“Financial institutions, pension funds, and asset managers together own substantial blocks of shares in many of these companies,” Carroll added in a CCPA release. “Each institutional investor may own less than 10% of any single company, but as a group they own far more.

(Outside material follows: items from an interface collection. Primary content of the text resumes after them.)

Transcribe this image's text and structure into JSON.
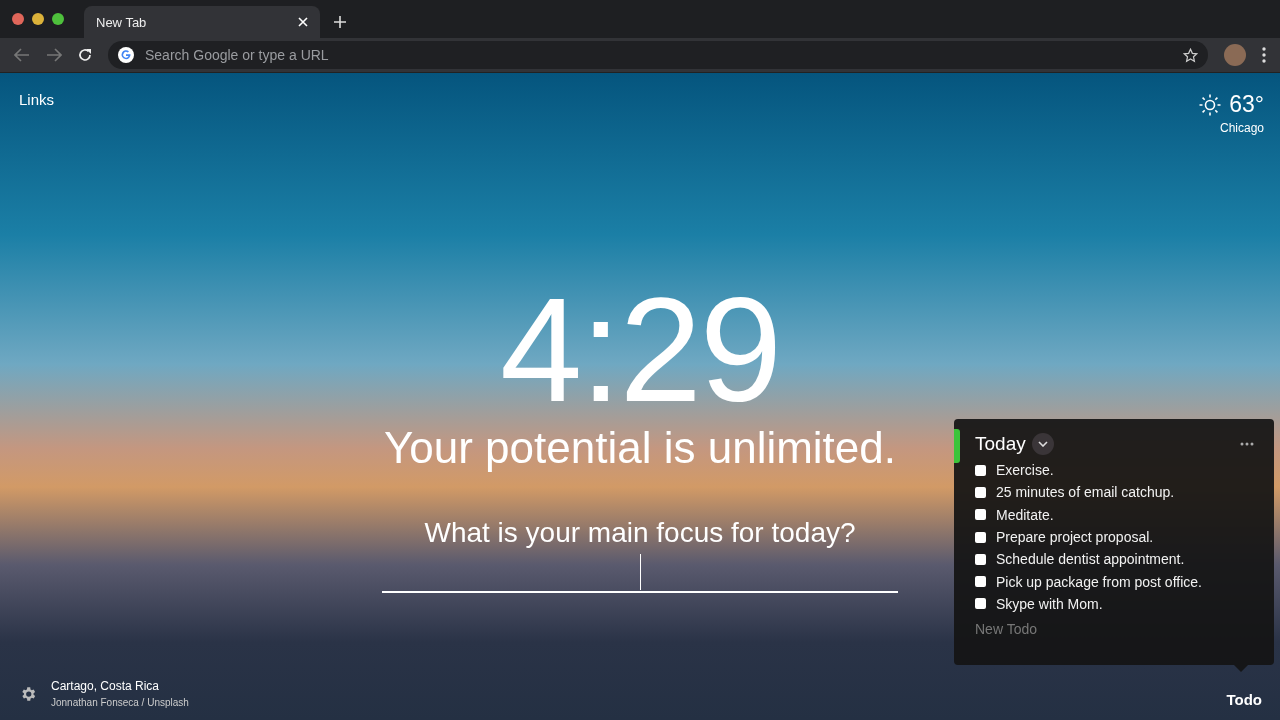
{
  "browser": {
    "tab": {
      "title": "New Tab",
      "selected": true
    },
    "address_bar": {
      "placeholder": "Search Google or type a URL"
    }
  },
  "links": "Links",
  "weather": {
    "temperature": "63°",
    "location": "Chicago"
  },
  "clock": "4:29",
  "mantra": "Your potential is unlimited.",
  "focus": {
    "question": "What is your main focus for today?"
  },
  "todo_panel": {
    "list_title": "Today",
    "todos": [
      {
        "text": "Exercise.",
        "checked": false
      },
      {
        "text": "25 minutes of email catchup.",
        "checked": false
      },
      {
        "text": "Meditate.",
        "checked": false
      },
      {
        "text": "Prepare project proposal.",
        "checked": false
      },
      {
        "text": "Schedule dentist appointment.",
        "checked": false
      },
      {
        "text": "Pick up package from post office.",
        "checked": false
      },
      {
        "text": "Skype with Mom.",
        "checked": false
      }
    ],
    "new_todo": {
      "placeholder": "New Todo"
    }
  },
  "photo_info": {
    "location": "Cartago, Costa Rica",
    "credit": "Jonnathan Fonseca / Unsplash"
  },
  "todo_button": "Todo"
}
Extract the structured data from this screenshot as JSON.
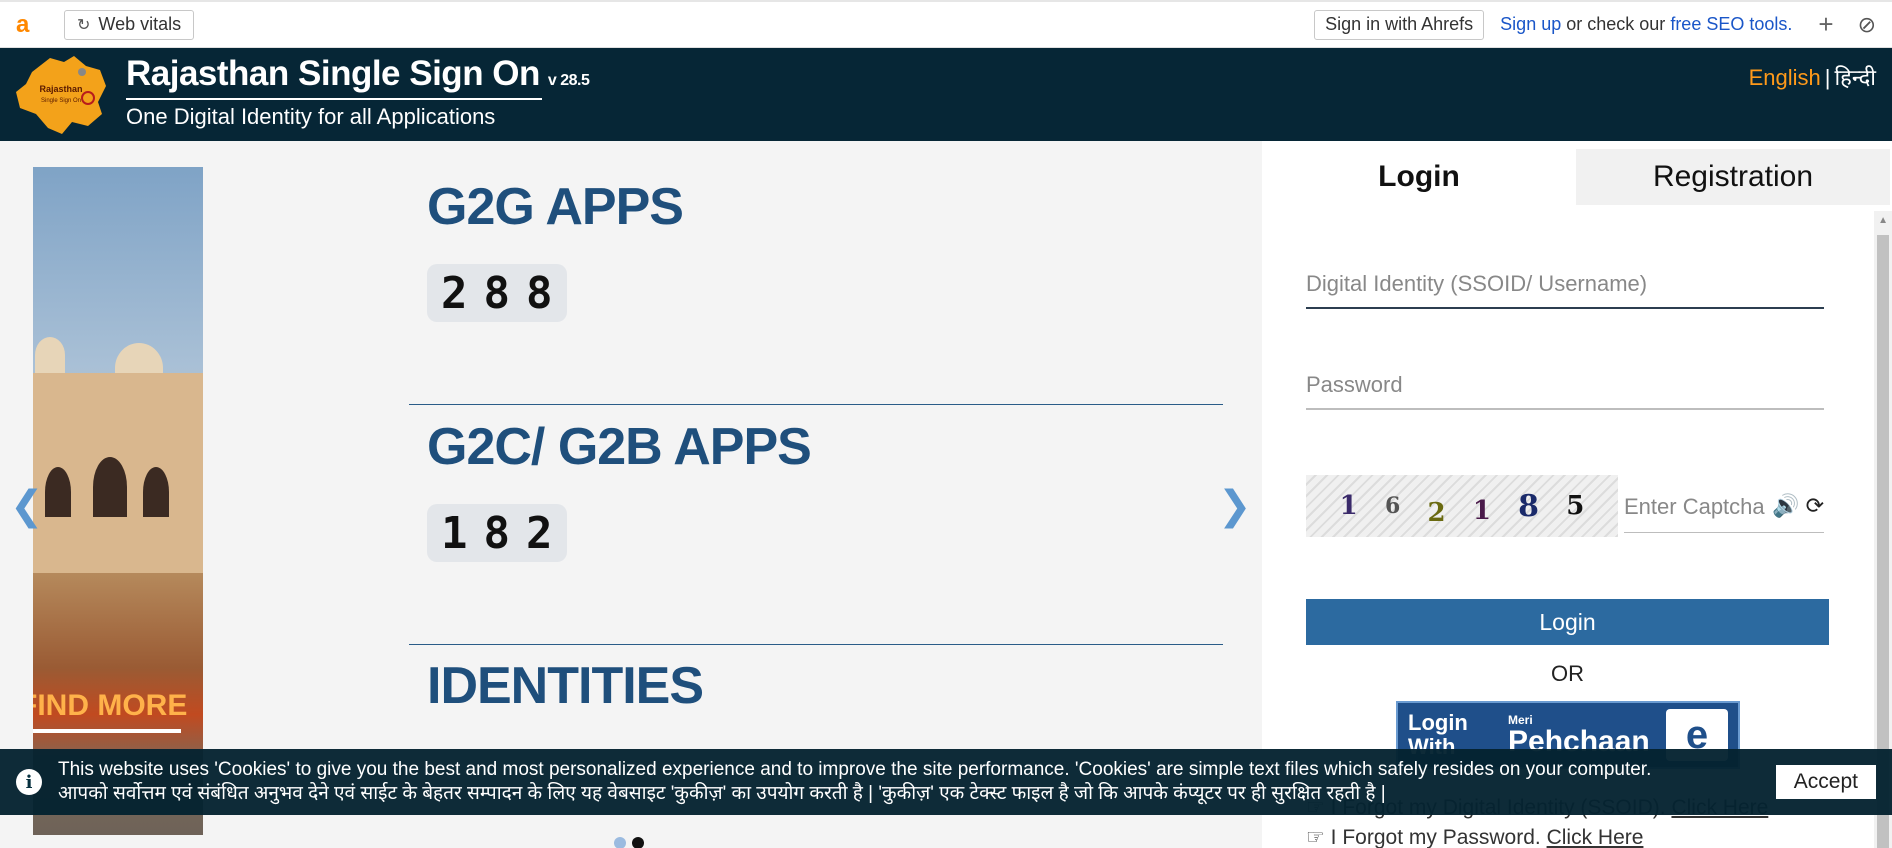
{
  "ahrefs": {
    "logo": "a",
    "web_vitals": "Web vitals",
    "sign_in": "Sign in with Ahrefs",
    "sign_up": "Sign up",
    "middle": "or check our",
    "free_tools": "free SEO tools.",
    "plus": "+",
    "ban": "⊘"
  },
  "header": {
    "title": "Rajasthan Single Sign On",
    "version": "v 28.5",
    "subtitle": "One Digital Identity for all Applications",
    "lang_english": "English",
    "lang_separator": "|",
    "lang_hindi": "हिन्दी",
    "emblem_text_top": "Rajasthan",
    "emblem_text_bottom": "Single Sign On"
  },
  "carousel": {
    "find_more": "FIND MORE",
    "prev": "❮",
    "next": "❯"
  },
  "stats": [
    {
      "title": "G2G APPS",
      "digits": [
        "2",
        "8",
        "8"
      ]
    },
    {
      "title": "G2C/ G2B APPS",
      "digits": [
        "1",
        "8",
        "2"
      ]
    },
    {
      "title": "IDENTITIES",
      "digits": [
        "",
        "",
        ""
      ]
    }
  ],
  "login": {
    "tab_login": "Login",
    "tab_registration": "Registration",
    "ssoid_placeholder": "Digital Identity (SSOID/ Username)",
    "password_placeholder": "Password",
    "captcha_digits": [
      "1",
      "6",
      "2",
      "1",
      "8",
      "5"
    ],
    "captcha_placeholder": "Enter Captcha",
    "login_button": "Login",
    "or": "OR",
    "pehchaan_left": "Login With",
    "pehchaan_small": "Meri",
    "pehchaan_big": "Pehchaan",
    "pehchaan_logo": "e",
    "forgot_ssoid_text": "I Forgot my Digital Identity (SSOID).",
    "forgot_ssoid_link": "Click Here",
    "forgot_password_text": "I Forgot my Password.",
    "forgot_password_link": "Click Here"
  },
  "cookie": {
    "line_en": "This website uses 'Cookies' to give you the best and most personalized experience and to improve the site performance. 'Cookies' are simple text files which safely resides on your computer.",
    "line_hi": "आपको सर्वोत्तम एवं संबंधित अनुभव देने एवं साईट के बेहतर सम्पादन के लिए यह वेबसाइट 'कुकीज़' का उपयोग करती है | 'कुकीज़' एक टेक्स्ट फाइल है जो कि आपके कंप्यूटर पर ही सुरक्षित रहती है |",
    "accept": "Accept",
    "info_icon": "i"
  },
  "colors": {
    "header_bg": "#062636",
    "accent_blue": "#2c6aa0",
    "title_blue": "#1f4f7c",
    "lang_orange": "#ff9a1a"
  }
}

This places them in a position to exert control as a ‘constellation of interests’.”
“Some of the world’s largest transnational corporations continue to control several of the largest Canadian fossil fuel firms,” agreed co-author Jouke Huijzer of Vrije Universiteit in Brussels. “But what stands out in this study are the many comparatively small yet significant holdings of institutional investors that form constellations of interests in partnership with the top-level management of fossil-fuel companies.”
The report lists the industry’s top 25 owners, based on their share of sector revenues between 2010 and 2015. Exxon leads at 6.57, followed by RBC at 3.35%, the Desmarais Family Residuary Trust at 2.46%, BlackRock Inc. at 2.44%, U.S.-based Capital Group Co. Inc. at 2.21%, and Toronto-Dominion Bank at 2.03%. Bank of Montreal places ninth on the list, at 1.98%, Bank of Nova Scotia 11th at 1.71%, CIBC 13th at 1.39%, the Province of Quebec 15th at 1.1%, the People’s Republic of China 23rd at 0.76%, and the Government of Canada 25th at 0.56%.
The extent of foreign ownership notwithstanding, Carroll said the proportion of Canadian investors in the industry’s ownership profile points to a failure in past efforts to ensure domestic ownership of essential industries. “Decades ago, foreign control of Canada’s energy sector (and other sectors) was seen as a threat to Canadian self-determination and democracy,” he noted. “But the trend towards more Canadian corporate control of fossil fuel extraction appears to have made little difference in how the industry functions.”